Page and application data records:

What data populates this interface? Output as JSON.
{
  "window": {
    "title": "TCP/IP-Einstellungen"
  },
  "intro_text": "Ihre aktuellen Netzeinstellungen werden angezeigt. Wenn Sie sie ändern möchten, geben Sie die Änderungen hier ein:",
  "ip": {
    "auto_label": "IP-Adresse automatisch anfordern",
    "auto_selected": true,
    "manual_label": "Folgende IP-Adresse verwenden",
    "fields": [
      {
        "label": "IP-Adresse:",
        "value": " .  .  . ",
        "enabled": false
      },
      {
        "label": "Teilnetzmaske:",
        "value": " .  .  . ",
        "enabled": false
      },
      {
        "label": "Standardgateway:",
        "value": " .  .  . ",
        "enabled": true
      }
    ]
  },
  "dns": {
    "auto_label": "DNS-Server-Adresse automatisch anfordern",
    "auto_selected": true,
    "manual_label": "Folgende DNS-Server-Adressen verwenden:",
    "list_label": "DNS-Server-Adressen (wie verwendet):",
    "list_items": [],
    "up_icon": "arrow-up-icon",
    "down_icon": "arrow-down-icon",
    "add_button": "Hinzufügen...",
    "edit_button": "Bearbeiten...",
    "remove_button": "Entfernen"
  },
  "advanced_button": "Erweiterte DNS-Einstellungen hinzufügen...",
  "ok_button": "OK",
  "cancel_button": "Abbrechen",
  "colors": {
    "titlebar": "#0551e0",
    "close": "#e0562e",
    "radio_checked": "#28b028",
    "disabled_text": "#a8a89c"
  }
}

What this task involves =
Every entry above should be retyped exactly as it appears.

Worked solution =
What data populates this interface? Output as JSON.
{
  "window": {
    "title": "TCP/IP-Einstellungen"
  },
  "intro_text": "Ihre aktuellen Netzeinstellungen werden angezeigt. Wenn Sie sie ändern möchten, geben Sie die Änderungen hier ein:",
  "ip": {
    "auto_label": "IP-Adresse automatisch anfordern",
    "auto_selected": true,
    "manual_label": "Folgende IP-Adresse verwenden",
    "fields": [
      {
        "label": "IP-Adresse:",
        "value": " .  .  . ",
        "enabled": false
      },
      {
        "label": "Teilnetzmaske:",
        "value": " .  .  . ",
        "enabled": false
      },
      {
        "label": "Standardgateway:",
        "value": " .  .  . ",
        "enabled": true
      }
    ]
  },
  "dns": {
    "auto_label": "DNS-Server-Adresse automatisch anfordern",
    "auto_selected": true,
    "manual_label": "Folgende DNS-Server-Adressen verwenden:",
    "list_label": "DNS-Server-Adressen (wie verwendet):",
    "list_items": [],
    "up_icon": "arrow-up-icon",
    "down_icon": "arrow-down-icon",
    "add_button": "Hinzufügen...",
    "edit_button": "Bearbeiten...",
    "remove_button": "Entfernen"
  },
  "advanced_button": "Erweiterte DNS-Einstellungen hinzufügen...",
  "ok_button": "OK",
  "cancel_button": "Abbrechen",
  "colors": {
    "titlebar": "#0551e0",
    "close": "#e0562e",
    "radio_checked": "#28b028",
    "disabled_text": "#a8a89c"
  }
}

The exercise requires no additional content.